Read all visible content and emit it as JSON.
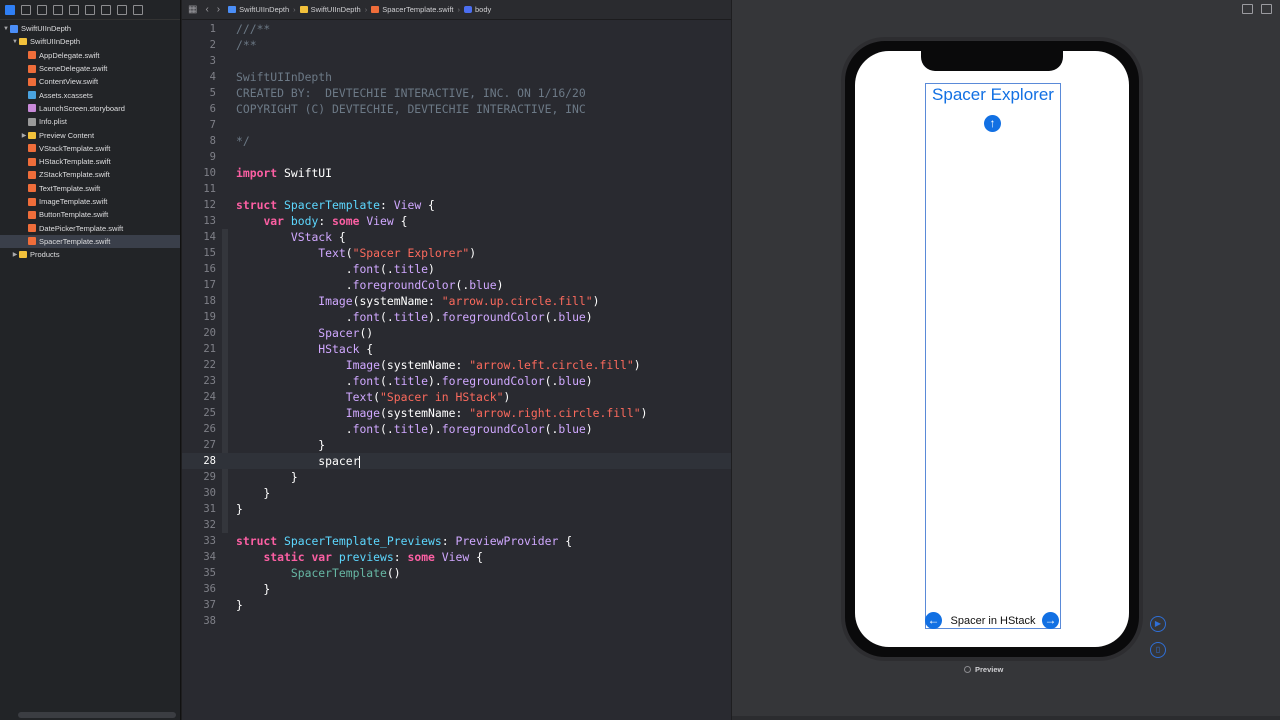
{
  "navigator": {
    "items": [
      {
        "label": "SwiftUIInDepth",
        "type": "proj",
        "indent": 0,
        "disclosure": "▼"
      },
      {
        "label": "SwiftUIInDepth",
        "type": "folder",
        "indent": 1,
        "disclosure": "▼"
      },
      {
        "label": "AppDelegate.swift",
        "type": "swift",
        "indent": 2
      },
      {
        "label": "SceneDelegate.swift",
        "type": "swift",
        "indent": 2
      },
      {
        "label": "ContentView.swift",
        "type": "swift",
        "indent": 2
      },
      {
        "label": "Assets.xcassets",
        "type": "assets",
        "indent": 2
      },
      {
        "label": "LaunchScreen.storyboard",
        "type": "sb",
        "indent": 2
      },
      {
        "label": "Info.plist",
        "type": "plist",
        "indent": 2
      },
      {
        "label": "Preview Content",
        "type": "folder",
        "indent": 2,
        "disclosure": "▶"
      },
      {
        "label": "VStackTemplate.swift",
        "type": "swift",
        "indent": 2
      },
      {
        "label": "HStackTemplate.swift",
        "type": "swift",
        "indent": 2
      },
      {
        "label": "ZStackTemplate.swift",
        "type": "swift",
        "indent": 2
      },
      {
        "label": "TextTemplate.swift",
        "type": "swift",
        "indent": 2
      },
      {
        "label": "ImageTemplate.swift",
        "type": "swift",
        "indent": 2
      },
      {
        "label": "ButtonTemplate.swift",
        "type": "swift",
        "indent": 2
      },
      {
        "label": "DatePickerTemplate.swift",
        "type": "swift",
        "indent": 2
      },
      {
        "label": "SpacerTemplate.swift",
        "type": "swift",
        "indent": 2,
        "selected": true
      },
      {
        "label": "Products",
        "type": "folder",
        "indent": 1,
        "disclosure": "▶"
      }
    ]
  },
  "jumpbar": {
    "crumbs": [
      "SwiftUIInDepth",
      "SwiftUIInDepth",
      "SpacerTemplate.swift",
      "body"
    ]
  },
  "editor": {
    "current_line": 28,
    "lines": [
      [
        [
          "cm",
          "///**"
        ]
      ],
      [
        [
          "cm",
          "/**"
        ]
      ],
      [
        [
          "cm",
          ""
        ]
      ],
      [
        [
          "cm",
          "SwiftUIInDepth"
        ]
      ],
      [
        [
          "cm",
          "CREATED BY:  DEVTECHIE INTERACTIVE, INC. ON 1/16/20"
        ]
      ],
      [
        [
          "cm",
          "COPYRIGHT (C) DEVTECHIE, DEVTECHIE INTERACTIVE, INC"
        ]
      ],
      [
        [
          "cm",
          ""
        ]
      ],
      [
        [
          "cm",
          "*/"
        ]
      ],
      [],
      [
        [
          "kw",
          "import"
        ],
        [
          "pl",
          " SwiftUI"
        ]
      ],
      [],
      [
        [
          "kw",
          "struct"
        ],
        [
          "pl",
          " "
        ],
        [
          "ty",
          "SpacerTemplate"
        ],
        [
          "pl",
          ": "
        ],
        [
          "tyo",
          "View"
        ],
        [
          "pl",
          " {"
        ]
      ],
      [
        [
          "pl",
          "    "
        ],
        [
          "kw",
          "var"
        ],
        [
          "pl",
          " "
        ],
        [
          "ty",
          "body"
        ],
        [
          "pl",
          ": "
        ],
        [
          "kw",
          "some"
        ],
        [
          "pl",
          " "
        ],
        [
          "tyo",
          "View"
        ],
        [
          "pl",
          " {"
        ]
      ],
      [
        [
          "pl",
          "        "
        ],
        [
          "tyo",
          "VStack"
        ],
        [
          "pl",
          " {"
        ]
      ],
      [
        [
          "pl",
          "            "
        ],
        [
          "tyo",
          "Text"
        ],
        [
          "pl",
          "("
        ],
        [
          "str",
          "\"Spacer Explorer\""
        ],
        [
          "pl",
          ")"
        ]
      ],
      [
        [
          "pl",
          "                ."
        ],
        [
          "tyo",
          "font"
        ],
        [
          "pl",
          "(."
        ],
        [
          "tyo",
          "title"
        ],
        [
          "pl",
          ")"
        ]
      ],
      [
        [
          "pl",
          "                ."
        ],
        [
          "tyo",
          "foregroundColor"
        ],
        [
          "pl",
          "(."
        ],
        [
          "tyo",
          "blue"
        ],
        [
          "pl",
          ")"
        ]
      ],
      [
        [
          "pl",
          "            "
        ],
        [
          "tyo",
          "Image"
        ],
        [
          "pl",
          "(systemName: "
        ],
        [
          "str",
          "\"arrow.up.circle.fill\""
        ],
        [
          "pl",
          ")"
        ]
      ],
      [
        [
          "pl",
          "                ."
        ],
        [
          "tyo",
          "font"
        ],
        [
          "pl",
          "(."
        ],
        [
          "tyo",
          "title"
        ],
        [
          "pl",
          ")."
        ],
        [
          "tyo",
          "foregroundColor"
        ],
        [
          "pl",
          "(."
        ],
        [
          "tyo",
          "blue"
        ],
        [
          "pl",
          ")"
        ]
      ],
      [
        [
          "pl",
          "            "
        ],
        [
          "tyo",
          "Spacer"
        ],
        [
          "pl",
          "()"
        ]
      ],
      [
        [
          "pl",
          "            "
        ],
        [
          "tyo",
          "HStack"
        ],
        [
          "pl",
          " {"
        ]
      ],
      [
        [
          "pl",
          "                "
        ],
        [
          "tyo",
          "Image"
        ],
        [
          "pl",
          "(systemName: "
        ],
        [
          "str",
          "\"arrow.left.circle.fill\""
        ],
        [
          "pl",
          ")"
        ]
      ],
      [
        [
          "pl",
          "                ."
        ],
        [
          "tyo",
          "font"
        ],
        [
          "pl",
          "(."
        ],
        [
          "tyo",
          "title"
        ],
        [
          "pl",
          ")."
        ],
        [
          "tyo",
          "foregroundColor"
        ],
        [
          "pl",
          "(."
        ],
        [
          "tyo",
          "blue"
        ],
        [
          "pl",
          ")"
        ]
      ],
      [
        [
          "pl",
          "                "
        ],
        [
          "tyo",
          "Text"
        ],
        [
          "pl",
          "("
        ],
        [
          "str",
          "\"Spacer in HStack\""
        ],
        [
          "pl",
          ")"
        ]
      ],
      [
        [
          "pl",
          "                "
        ],
        [
          "tyo",
          "Image"
        ],
        [
          "pl",
          "(systemName: "
        ],
        [
          "str",
          "\"arrow.right.circle.fill\""
        ],
        [
          "pl",
          ")"
        ]
      ],
      [
        [
          "pl",
          "                ."
        ],
        [
          "tyo",
          "font"
        ],
        [
          "pl",
          "(."
        ],
        [
          "tyo",
          "title"
        ],
        [
          "pl",
          ")."
        ],
        [
          "tyo",
          "foregroundColor"
        ],
        [
          "pl",
          "(."
        ],
        [
          "tyo",
          "blue"
        ],
        [
          "pl",
          ")"
        ]
      ],
      [
        [
          "pl",
          "            }"
        ]
      ],
      [
        [
          "pl",
          "            spacer"
        ]
      ],
      [
        [
          "pl",
          "        }"
        ]
      ],
      [
        [
          "pl",
          "    }"
        ]
      ],
      [
        [
          "pl",
          "}"
        ]
      ],
      [],
      [
        [
          "kw",
          "struct"
        ],
        [
          "pl",
          " "
        ],
        [
          "ty",
          "SpacerTemplate_Previews"
        ],
        [
          "pl",
          ": "
        ],
        [
          "tyo",
          "PreviewProvider"
        ],
        [
          "pl",
          " {"
        ]
      ],
      [
        [
          "pl",
          "    "
        ],
        [
          "kw",
          "static"
        ],
        [
          "pl",
          " "
        ],
        [
          "kw",
          "var"
        ],
        [
          "pl",
          " "
        ],
        [
          "ty",
          "previews"
        ],
        [
          "pl",
          ": "
        ],
        [
          "kw",
          "some"
        ],
        [
          "pl",
          " "
        ],
        [
          "tyo",
          "View"
        ],
        [
          "pl",
          " {"
        ]
      ],
      [
        [
          "pl",
          "        "
        ],
        [
          "fn",
          "SpacerTemplate"
        ],
        [
          "pl",
          "()"
        ]
      ],
      [
        [
          "pl",
          "    }"
        ]
      ],
      [
        [
          "pl",
          "}"
        ]
      ],
      []
    ]
  },
  "preview": {
    "title": "Spacer Explorer",
    "hstack_text": "Spacer in HStack",
    "label": "Preview",
    "accent_color": "#1270e3",
    "icons": [
      "arrow-up-circle-icon",
      "arrow-left-circle-icon",
      "arrow-right-circle-icon"
    ]
  }
}
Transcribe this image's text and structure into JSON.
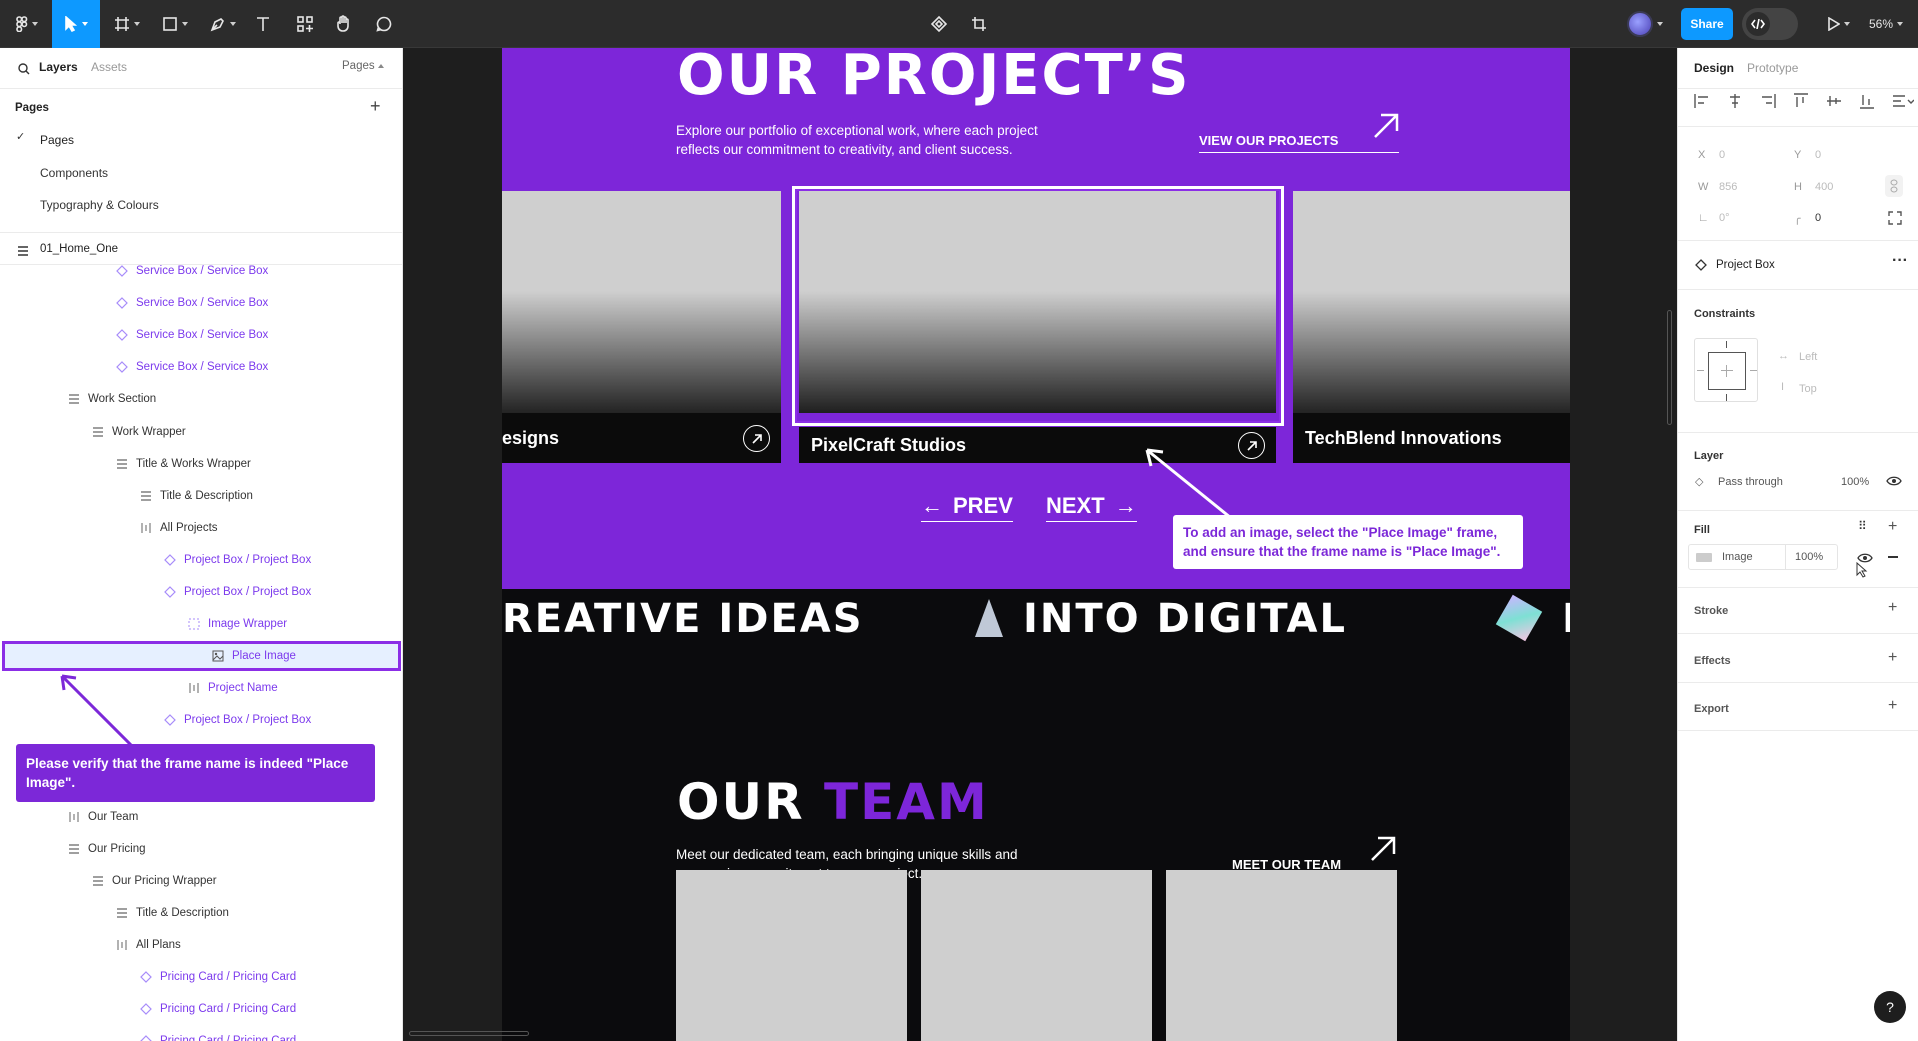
{
  "topbar": {
    "share_label": "Share",
    "zoom": "56%",
    "code_icon": "code-icon"
  },
  "left_panel": {
    "tabs": {
      "layers": "Layers",
      "assets": "Assets",
      "pages": "Pages"
    },
    "pages_heading": "Pages",
    "pages": [
      "Pages",
      "Components",
      "Typography & Colours"
    ],
    "current_frame": "01_Home_One",
    "layers": [
      {
        "label": "Service Box / Service Box",
        "indent": 4,
        "kind": "instance",
        "style": "purple"
      },
      {
        "label": "Service Box / Service Box",
        "indent": 4,
        "kind": "instance",
        "style": "purple"
      },
      {
        "label": "Service Box / Service Box",
        "indent": 4,
        "kind": "instance",
        "style": "purple"
      },
      {
        "label": "Service Box / Service Box",
        "indent": 4,
        "kind": "instance",
        "style": "purple"
      },
      {
        "label": "Work Section",
        "indent": 2,
        "kind": "frame",
        "style": "dark"
      },
      {
        "label": "Work Wrapper",
        "indent": 3,
        "kind": "frame",
        "style": "dark"
      },
      {
        "label": "Title & Works Wrapper",
        "indent": 4,
        "kind": "frame",
        "style": "dark"
      },
      {
        "label": "Title & Description",
        "indent": 5,
        "kind": "frame",
        "style": "dark"
      },
      {
        "label": "All Projects",
        "indent": 5,
        "kind": "hlayout",
        "style": "dark"
      },
      {
        "label": "Project Box / Project Box",
        "indent": 6,
        "kind": "instance",
        "style": "purple"
      },
      {
        "label": "Project Box / Project Box",
        "indent": 6,
        "kind": "instance",
        "style": "purple"
      },
      {
        "label": "Image Wrapper",
        "indent": 7,
        "kind": "dashed",
        "style": "purple"
      },
      {
        "label": "Place Image",
        "indent": 8,
        "kind": "image",
        "style": "purple",
        "selected": true
      },
      {
        "label": "Project Name",
        "indent": 7,
        "kind": "hlayout",
        "style": "purple"
      },
      {
        "label": "Project Box / Project Box",
        "indent": 6,
        "kind": "instance",
        "style": "purple"
      },
      {
        "label": "",
        "indent": 0,
        "kind": "none",
        "style": "dark"
      },
      {
        "label": "",
        "indent": 0,
        "kind": "none",
        "style": "dark"
      },
      {
        "label": "Our Team",
        "indent": 2,
        "kind": "hlayout",
        "style": "dark"
      },
      {
        "label": "Our Pricing",
        "indent": 2,
        "kind": "frame",
        "style": "dark"
      },
      {
        "label": "Our Pricing Wrapper",
        "indent": 3,
        "kind": "frame",
        "style": "dark"
      },
      {
        "label": "Title & Description",
        "indent": 4,
        "kind": "frame",
        "style": "dark"
      },
      {
        "label": "All Plans",
        "indent": 4,
        "kind": "hlayout",
        "style": "dark"
      },
      {
        "label": "Pricing Card / Pricing Card",
        "indent": 5,
        "kind": "instance",
        "style": "purple"
      },
      {
        "label": "Pricing Card / Pricing Card",
        "indent": 5,
        "kind": "instance",
        "style": "purple"
      },
      {
        "label": "Pricing Card / Pricing Card",
        "indent": 5,
        "kind": "instance",
        "style": "purple"
      }
    ],
    "tooltip": "Please verify that the frame name is indeed \"Place Image\"."
  },
  "canvas": {
    "projects_title": "OUR PROJECT’S",
    "projects_desc_1": "Explore our portfolio of exceptional work, where each project",
    "projects_desc_2": "reflects our commitment to creativity, and client success.",
    "view_projects": "VIEW OUR PROJECTS",
    "cards": [
      "esigns",
      "PixelCraft Studios",
      "TechBlend Innovations"
    ],
    "prev": "PREV",
    "next": "NEXT",
    "marquee_1": "REATIVE IDEAS",
    "marquee_2": "INTO DIGITAL",
    "marquee_3": "BR",
    "team_title_1": "OUR",
    "team_title_2": "TEAM",
    "team_desc_1": "Meet our dedicated team, each bringing unique skills and",
    "team_desc_2": "unwavering commitment to every project.",
    "meet_team": "MEET OUR TEAM",
    "tooltip": "To add an image, select the \"Place Image\" frame, and ensure that the frame name is \"Place Image\"."
  },
  "right_panel": {
    "tabs": {
      "design": "Design",
      "prototype": "Prototype"
    },
    "x_label": "X",
    "x_value": "0",
    "y_label": "Y",
    "y_value": "0",
    "w_label": "W",
    "w_value": "856",
    "h_label": "H",
    "h_value": "400",
    "rotation": "0°",
    "radius": "0",
    "component_name": "Project Box",
    "constraints_heading": "Constraints",
    "constraint_h": "Left",
    "constraint_v": "Top",
    "layer_heading": "Layer",
    "blend_mode": "Pass through",
    "layer_opacity": "100%",
    "fill_heading": "Fill",
    "fill_type": "Image",
    "fill_opacity": "100%",
    "stroke_heading": "Stroke",
    "effects_heading": "Effects",
    "export_heading": "Export",
    "help": "?"
  },
  "colors": {
    "brand_purple": "#7d26d9",
    "figma_blue": "#0d99ff",
    "selection": "#8b2ee6"
  }
}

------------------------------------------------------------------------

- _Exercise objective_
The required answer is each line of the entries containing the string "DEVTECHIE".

- _Written answer_
          "CREATED BY:  DEVTECHIE INTERACTIVE, INC. ON 1/16/20"
          "COPYRIGHT (C) DEVTECHIE, DEVTECHIE INTERACTIVE, INC"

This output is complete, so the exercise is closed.